In a statement reported by multiple reports through the Associated Press, the ACC stated that its member institutions discussed the law and any impact on conference-affiliated or hosted events throughout the state.
The ACC adopted a stance similar to a recent ruling from the NCAA Board of Governors, which is an anti-discrimination measure in evaluating bids to host sporting events. The ACC said that it would require commitments from current championship sites "to provide safe and inclusive environments."
This is not a political discussion about the basis of the law, if the law is justified or correct, or anything like that. This is merely to state that rulings have trickle down impacts to the college sports level. The NCAA for years banned sports events from taking place in South Carolina because of the presence of a Confederate battle flag that flew at the state capitol building.
For what it's worth, the South Carolina ruling only impacted really one sport. Baseball wasn't allowed to host its championship at the Charlotte Knights home stadium because it was technically located over the border in Fort Mill. The Knights have since moved into a new stadium inside the Charlotte city proper.
While the NCAA or ACC hasn't said anything about banning events in North Carolina, it's also a possibility. In that regard, it could be incredibly interesting how things move forward. The conference is headquartered in Greensboro, and nearly all of the league's championship games are played in the state. Most notably, the incredibly lucrative men's basketball tournament has been played in North Carolina - specifically Greensboro - 81% of the time (51 out of 63).
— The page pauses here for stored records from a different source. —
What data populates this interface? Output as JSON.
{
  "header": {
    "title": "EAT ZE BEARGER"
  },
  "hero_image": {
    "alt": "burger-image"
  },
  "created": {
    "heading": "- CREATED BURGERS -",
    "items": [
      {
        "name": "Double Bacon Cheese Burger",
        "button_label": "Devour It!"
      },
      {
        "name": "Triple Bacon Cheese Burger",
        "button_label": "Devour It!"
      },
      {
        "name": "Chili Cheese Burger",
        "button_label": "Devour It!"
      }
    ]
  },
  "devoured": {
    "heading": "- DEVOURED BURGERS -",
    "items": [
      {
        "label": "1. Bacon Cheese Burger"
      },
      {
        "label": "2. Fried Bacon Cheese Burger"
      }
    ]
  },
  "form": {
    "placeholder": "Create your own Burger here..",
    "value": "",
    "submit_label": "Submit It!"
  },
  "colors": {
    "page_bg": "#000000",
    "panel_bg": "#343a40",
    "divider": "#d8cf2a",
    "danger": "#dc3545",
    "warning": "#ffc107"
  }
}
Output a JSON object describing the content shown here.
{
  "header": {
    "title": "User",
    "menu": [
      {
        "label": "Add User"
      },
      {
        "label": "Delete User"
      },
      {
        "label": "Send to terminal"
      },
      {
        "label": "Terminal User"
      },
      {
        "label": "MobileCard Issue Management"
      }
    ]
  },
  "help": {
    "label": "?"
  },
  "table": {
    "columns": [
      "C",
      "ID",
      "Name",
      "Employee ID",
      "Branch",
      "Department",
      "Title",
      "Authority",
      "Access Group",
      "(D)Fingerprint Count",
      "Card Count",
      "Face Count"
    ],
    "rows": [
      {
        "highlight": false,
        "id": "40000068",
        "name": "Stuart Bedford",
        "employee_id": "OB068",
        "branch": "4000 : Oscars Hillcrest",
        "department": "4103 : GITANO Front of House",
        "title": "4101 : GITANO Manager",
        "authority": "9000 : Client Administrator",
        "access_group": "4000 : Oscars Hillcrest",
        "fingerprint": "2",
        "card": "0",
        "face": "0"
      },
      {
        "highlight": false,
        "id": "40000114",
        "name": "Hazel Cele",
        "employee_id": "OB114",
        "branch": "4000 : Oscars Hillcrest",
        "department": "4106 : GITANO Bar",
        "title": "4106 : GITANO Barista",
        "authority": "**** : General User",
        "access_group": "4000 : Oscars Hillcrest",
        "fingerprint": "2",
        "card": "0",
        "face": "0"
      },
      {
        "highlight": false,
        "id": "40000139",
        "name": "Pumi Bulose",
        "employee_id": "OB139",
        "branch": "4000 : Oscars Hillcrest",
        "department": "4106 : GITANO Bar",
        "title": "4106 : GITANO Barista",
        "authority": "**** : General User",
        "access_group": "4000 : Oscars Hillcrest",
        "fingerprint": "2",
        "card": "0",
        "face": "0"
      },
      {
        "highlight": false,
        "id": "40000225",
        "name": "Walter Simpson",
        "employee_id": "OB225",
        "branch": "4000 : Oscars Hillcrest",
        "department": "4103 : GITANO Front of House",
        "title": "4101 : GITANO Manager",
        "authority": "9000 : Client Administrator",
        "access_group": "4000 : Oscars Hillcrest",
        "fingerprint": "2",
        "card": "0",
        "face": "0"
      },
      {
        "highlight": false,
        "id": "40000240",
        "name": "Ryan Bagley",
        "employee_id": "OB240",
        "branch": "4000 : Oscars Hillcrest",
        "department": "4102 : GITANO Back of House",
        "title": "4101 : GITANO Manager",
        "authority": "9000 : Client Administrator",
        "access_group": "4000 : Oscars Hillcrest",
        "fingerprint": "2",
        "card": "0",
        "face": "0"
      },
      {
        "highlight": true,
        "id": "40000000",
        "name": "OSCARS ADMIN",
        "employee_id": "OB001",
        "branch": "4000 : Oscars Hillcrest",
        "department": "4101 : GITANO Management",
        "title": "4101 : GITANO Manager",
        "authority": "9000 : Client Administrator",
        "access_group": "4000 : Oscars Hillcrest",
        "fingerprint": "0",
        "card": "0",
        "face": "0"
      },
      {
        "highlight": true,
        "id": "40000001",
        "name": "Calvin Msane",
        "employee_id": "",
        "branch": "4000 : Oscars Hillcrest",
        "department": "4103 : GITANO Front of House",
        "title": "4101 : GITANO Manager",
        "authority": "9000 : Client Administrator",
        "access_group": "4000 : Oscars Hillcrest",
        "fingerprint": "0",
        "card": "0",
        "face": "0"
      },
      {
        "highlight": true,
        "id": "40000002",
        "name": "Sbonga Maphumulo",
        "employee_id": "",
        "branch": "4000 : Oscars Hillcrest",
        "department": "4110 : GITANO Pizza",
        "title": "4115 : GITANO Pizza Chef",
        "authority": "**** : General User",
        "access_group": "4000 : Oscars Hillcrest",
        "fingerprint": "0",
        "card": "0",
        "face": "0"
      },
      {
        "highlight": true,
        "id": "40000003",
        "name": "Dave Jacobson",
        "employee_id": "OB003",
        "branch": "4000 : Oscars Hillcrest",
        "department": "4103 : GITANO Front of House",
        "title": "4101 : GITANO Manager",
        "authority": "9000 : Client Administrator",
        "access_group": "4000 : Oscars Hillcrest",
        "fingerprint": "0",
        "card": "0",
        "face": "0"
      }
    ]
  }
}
In addition, the football championship game has been held in Charlotte every year since 2010.